WORK TASK> The records below are to be duplicated character for character.

(EXERCISE INPUT)

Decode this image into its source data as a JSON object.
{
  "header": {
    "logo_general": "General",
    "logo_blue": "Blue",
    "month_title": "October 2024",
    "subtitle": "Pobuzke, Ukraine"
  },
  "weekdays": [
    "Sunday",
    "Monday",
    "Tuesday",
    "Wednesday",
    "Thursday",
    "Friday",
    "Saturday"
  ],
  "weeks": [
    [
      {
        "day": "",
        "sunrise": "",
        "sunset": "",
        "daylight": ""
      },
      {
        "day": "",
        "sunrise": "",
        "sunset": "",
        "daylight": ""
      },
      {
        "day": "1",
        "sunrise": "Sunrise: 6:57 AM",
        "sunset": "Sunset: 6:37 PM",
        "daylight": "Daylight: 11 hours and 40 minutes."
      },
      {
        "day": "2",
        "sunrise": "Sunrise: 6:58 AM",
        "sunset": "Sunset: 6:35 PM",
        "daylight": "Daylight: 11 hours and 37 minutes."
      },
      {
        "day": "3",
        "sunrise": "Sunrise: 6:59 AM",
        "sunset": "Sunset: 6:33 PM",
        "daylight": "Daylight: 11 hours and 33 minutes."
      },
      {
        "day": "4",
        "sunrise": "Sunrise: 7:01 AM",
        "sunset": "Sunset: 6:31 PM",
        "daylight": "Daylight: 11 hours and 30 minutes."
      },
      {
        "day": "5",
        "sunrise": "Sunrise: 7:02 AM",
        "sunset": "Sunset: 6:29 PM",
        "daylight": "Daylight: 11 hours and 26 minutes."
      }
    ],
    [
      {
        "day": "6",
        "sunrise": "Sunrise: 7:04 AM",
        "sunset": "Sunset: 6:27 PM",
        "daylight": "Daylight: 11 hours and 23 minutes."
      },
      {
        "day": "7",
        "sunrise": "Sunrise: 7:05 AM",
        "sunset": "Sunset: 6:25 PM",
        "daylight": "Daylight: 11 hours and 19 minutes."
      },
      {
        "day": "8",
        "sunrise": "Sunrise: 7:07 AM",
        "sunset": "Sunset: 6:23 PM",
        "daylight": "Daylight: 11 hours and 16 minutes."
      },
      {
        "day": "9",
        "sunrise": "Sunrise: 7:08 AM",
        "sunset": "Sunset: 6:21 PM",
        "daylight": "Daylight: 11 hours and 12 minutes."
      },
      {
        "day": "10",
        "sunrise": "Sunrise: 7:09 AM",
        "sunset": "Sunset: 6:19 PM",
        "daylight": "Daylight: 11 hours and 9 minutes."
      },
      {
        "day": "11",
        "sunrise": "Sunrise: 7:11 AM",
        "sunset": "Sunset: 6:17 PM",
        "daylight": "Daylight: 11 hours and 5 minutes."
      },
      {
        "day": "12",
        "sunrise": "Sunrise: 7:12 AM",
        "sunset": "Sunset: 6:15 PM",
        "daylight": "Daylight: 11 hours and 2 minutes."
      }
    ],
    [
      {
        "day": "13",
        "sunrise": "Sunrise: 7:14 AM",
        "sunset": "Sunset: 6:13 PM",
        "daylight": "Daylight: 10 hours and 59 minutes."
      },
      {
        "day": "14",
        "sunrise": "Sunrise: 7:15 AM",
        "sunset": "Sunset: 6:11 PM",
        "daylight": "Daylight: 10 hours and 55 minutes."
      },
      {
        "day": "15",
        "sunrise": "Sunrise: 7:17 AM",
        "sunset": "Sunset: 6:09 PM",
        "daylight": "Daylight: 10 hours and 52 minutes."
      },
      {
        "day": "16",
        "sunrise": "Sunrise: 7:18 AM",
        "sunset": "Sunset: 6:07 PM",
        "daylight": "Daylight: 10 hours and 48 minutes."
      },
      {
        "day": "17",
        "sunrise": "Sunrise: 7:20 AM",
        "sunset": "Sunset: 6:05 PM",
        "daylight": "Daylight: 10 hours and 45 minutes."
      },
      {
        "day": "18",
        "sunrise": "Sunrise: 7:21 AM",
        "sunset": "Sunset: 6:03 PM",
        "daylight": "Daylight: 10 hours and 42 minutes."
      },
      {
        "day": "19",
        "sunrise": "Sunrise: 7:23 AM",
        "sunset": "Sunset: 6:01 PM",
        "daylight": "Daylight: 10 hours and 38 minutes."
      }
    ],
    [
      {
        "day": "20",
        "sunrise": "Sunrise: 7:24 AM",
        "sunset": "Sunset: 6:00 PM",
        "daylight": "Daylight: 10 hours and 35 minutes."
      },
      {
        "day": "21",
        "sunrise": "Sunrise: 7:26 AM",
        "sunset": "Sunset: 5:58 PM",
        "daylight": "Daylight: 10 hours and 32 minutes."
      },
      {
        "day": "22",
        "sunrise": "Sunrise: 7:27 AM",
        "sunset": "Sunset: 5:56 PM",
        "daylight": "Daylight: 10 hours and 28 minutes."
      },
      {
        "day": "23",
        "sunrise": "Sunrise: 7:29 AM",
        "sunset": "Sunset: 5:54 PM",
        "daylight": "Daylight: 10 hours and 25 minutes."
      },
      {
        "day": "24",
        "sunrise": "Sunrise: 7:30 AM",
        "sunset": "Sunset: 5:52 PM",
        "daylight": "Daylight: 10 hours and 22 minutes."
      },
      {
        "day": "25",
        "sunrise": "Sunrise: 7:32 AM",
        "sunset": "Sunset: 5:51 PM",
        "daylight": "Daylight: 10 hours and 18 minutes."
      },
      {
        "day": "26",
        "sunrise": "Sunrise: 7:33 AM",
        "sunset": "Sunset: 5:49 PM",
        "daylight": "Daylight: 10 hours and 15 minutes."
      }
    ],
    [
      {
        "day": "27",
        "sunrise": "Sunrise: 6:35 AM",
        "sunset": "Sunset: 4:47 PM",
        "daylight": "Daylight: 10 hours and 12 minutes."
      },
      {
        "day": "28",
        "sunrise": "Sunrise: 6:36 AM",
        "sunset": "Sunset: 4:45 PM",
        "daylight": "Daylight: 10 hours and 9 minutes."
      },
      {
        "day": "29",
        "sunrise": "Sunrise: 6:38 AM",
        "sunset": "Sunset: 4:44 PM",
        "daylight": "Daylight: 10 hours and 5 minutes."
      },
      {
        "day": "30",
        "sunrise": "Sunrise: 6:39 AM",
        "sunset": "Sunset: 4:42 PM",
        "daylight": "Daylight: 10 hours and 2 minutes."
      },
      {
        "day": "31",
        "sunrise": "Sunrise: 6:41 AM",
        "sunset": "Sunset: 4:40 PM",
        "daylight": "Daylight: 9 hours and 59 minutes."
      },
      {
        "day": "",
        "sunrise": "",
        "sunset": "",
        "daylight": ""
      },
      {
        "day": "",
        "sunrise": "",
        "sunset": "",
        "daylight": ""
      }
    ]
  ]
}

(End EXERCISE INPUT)

ANSWER SECTION>
Decode this image into its source data as a JSON object.
{
  "header": {
    "logo_general": "General",
    "logo_blue": "Blue",
    "month_title": "October 2024",
    "subtitle": "Pobuzke, Ukraine"
  },
  "weekdays": [
    "Sunday",
    "Monday",
    "Tuesday",
    "Wednesday",
    "Thursday",
    "Friday",
    "Saturday"
  ],
  "weeks": [
    [
      {
        "day": "",
        "sunrise": "",
        "sunset": "",
        "daylight": ""
      },
      {
        "day": "",
        "sunrise": "",
        "sunset": "",
        "daylight": ""
      },
      {
        "day": "1",
        "sunrise": "Sunrise: 6:57 AM",
        "sunset": "Sunset: 6:37 PM",
        "daylight": "Daylight: 11 hours and 40 minutes."
      },
      {
        "day": "2",
        "sunrise": "Sunrise: 6:58 AM",
        "sunset": "Sunset: 6:35 PM",
        "daylight": "Daylight: 11 hours and 37 minutes."
      },
      {
        "day": "3",
        "sunrise": "Sunrise: 6:59 AM",
        "sunset": "Sunset: 6:33 PM",
        "daylight": "Daylight: 11 hours and 33 minutes."
      },
      {
        "day": "4",
        "sunrise": "Sunrise: 7:01 AM",
        "sunset": "Sunset: 6:31 PM",
        "daylight": "Daylight: 11 hours and 30 minutes."
      },
      {
        "day": "5",
        "sunrise": "Sunrise: 7:02 AM",
        "sunset": "Sunset: 6:29 PM",
        "daylight": "Daylight: 11 hours and 26 minutes."
      }
    ],
    [
      {
        "day": "6",
        "sunrise": "Sunrise: 7:04 AM",
        "sunset": "Sunset: 6:27 PM",
        "daylight": "Daylight: 11 hours and 23 minutes."
      },
      {
        "day": "7",
        "sunrise": "Sunrise: 7:05 AM",
        "sunset": "Sunset: 6:25 PM",
        "daylight": "Daylight: 11 hours and 19 minutes."
      },
      {
        "day": "8",
        "sunrise": "Sunrise: 7:07 AM",
        "sunset": "Sunset: 6:23 PM",
        "daylight": "Daylight: 11 hours and 16 minutes."
      },
      {
        "day": "9",
        "sunrise": "Sunrise: 7:08 AM",
        "sunset": "Sunset: 6:21 PM",
        "daylight": "Daylight: 11 hours and 12 minutes."
      },
      {
        "day": "10",
        "sunrise": "Sunrise: 7:09 AM",
        "sunset": "Sunset: 6:19 PM",
        "daylight": "Daylight: 11 hours and 9 minutes."
      },
      {
        "day": "11",
        "sunrise": "Sunrise: 7:11 AM",
        "sunset": "Sunset: 6:17 PM",
        "daylight": "Daylight: 11 hours and 5 minutes."
      },
      {
        "day": "12",
        "sunrise": "Sunrise: 7:12 AM",
        "sunset": "Sunset: 6:15 PM",
        "daylight": "Daylight: 11 hours and 2 minutes."
      }
    ],
    [
      {
        "day": "13",
        "sunrise": "Sunrise: 7:14 AM",
        "sunset": "Sunset: 6:13 PM",
        "daylight": "Daylight: 10 hours and 59 minutes."
      },
      {
        "day": "14",
        "sunrise": "Sunrise: 7:15 AM",
        "sunset": "Sunset: 6:11 PM",
        "daylight": "Daylight: 10 hours and 55 minutes."
      },
      {
        "day": "15",
        "sunrise": "Sunrise: 7:17 AM",
        "sunset": "Sunset: 6:09 PM",
        "daylight": "Daylight: 10 hours and 52 minutes."
      },
      {
        "day": "16",
        "sunrise": "Sunrise: 7:18 AM",
        "sunset": "Sunset: 6:07 PM",
        "daylight": "Daylight: 10 hours and 48 minutes."
      },
      {
        "day": "17",
        "sunrise": "Sunrise: 7:20 AM",
        "sunset": "Sunset: 6:05 PM",
        "daylight": "Daylight: 10 hours and 45 minutes."
      },
      {
        "day": "18",
        "sunrise": "Sunrise: 7:21 AM",
        "sunset": "Sunset: 6:03 PM",
        "daylight": "Daylight: 10 hours and 42 minutes."
      },
      {
        "day": "19",
        "sunrise": "Sunrise: 7:23 AM",
        "sunset": "Sunset: 6:01 PM",
        "daylight": "Daylight: 10 hours and 38 minutes."
      }
    ],
    [
      {
        "day": "20",
        "sunrise": "Sunrise: 7:24 AM",
        "sunset": "Sunset: 6:00 PM",
        "daylight": "Daylight: 10 hours and 35 minutes."
      },
      {
        "day": "21",
        "sunrise": "Sunrise: 7:26 AM",
        "sunset": "Sunset: 5:58 PM",
        "daylight": "Daylight: 10 hours and 32 minutes."
      },
      {
        "day": "22",
        "sunrise": "Sunrise: 7:27 AM",
        "sunset": "Sunset: 5:56 PM",
        "daylight": "Daylight: 10 hours and 28 minutes."
      },
      {
        "day": "23",
        "sunrise": "Sunrise: 7:29 AM",
        "sunset": "Sunset: 5:54 PM",
        "daylight": "Daylight: 10 hours and 25 minutes."
      },
      {
        "day": "24",
        "sunrise": "Sunrise: 7:30 AM",
        "sunset": "Sunset: 5:52 PM",
        "daylight": "Daylight: 10 hours and 22 minutes."
      },
      {
        "day": "25",
        "sunrise": "Sunrise: 7:32 AM",
        "sunset": "Sunset: 5:51 PM",
        "daylight": "Daylight: 10 hours and 18 minutes."
      },
      {
        "day": "26",
        "sunrise": "Sunrise: 7:33 AM",
        "sunset": "Sunset: 5:49 PM",
        "daylight": "Daylight: 10 hours and 15 minutes."
      }
    ],
    [
      {
        "day": "27",
        "sunrise": "Sunrise: 6:35 AM",
        "sunset": "Sunset: 4:47 PM",
        "daylight": "Daylight: 10 hours and 12 minutes."
      },
      {
        "day": "28",
        "sunrise": "Sunrise: 6:36 AM",
        "sunset": "Sunset: 4:45 PM",
        "daylight": "Daylight: 10 hours and 9 minutes."
      },
      {
        "day": "29",
        "sunrise": "Sunrise: 6:38 AM",
        "sunset": "Sunset: 4:44 PM",
        "daylight": "Daylight: 10 hours and 5 minutes."
      },
      {
        "day": "30",
        "sunrise": "Sunrise: 6:39 AM",
        "sunset": "Sunset: 4:42 PM",
        "daylight": "Daylight: 10 hours and 2 minutes."
      },
      {
        "day": "31",
        "sunrise": "Sunrise: 6:41 AM",
        "sunset": "Sunset: 4:40 PM",
        "daylight": "Daylight: 9 hours and 59 minutes."
      },
      {
        "day": "",
        "sunrise": "",
        "sunset": "",
        "daylight": ""
      },
      {
        "day": "",
        "sunrise": "",
        "sunset": "",
        "daylight": ""
      }
    ]
  ]
}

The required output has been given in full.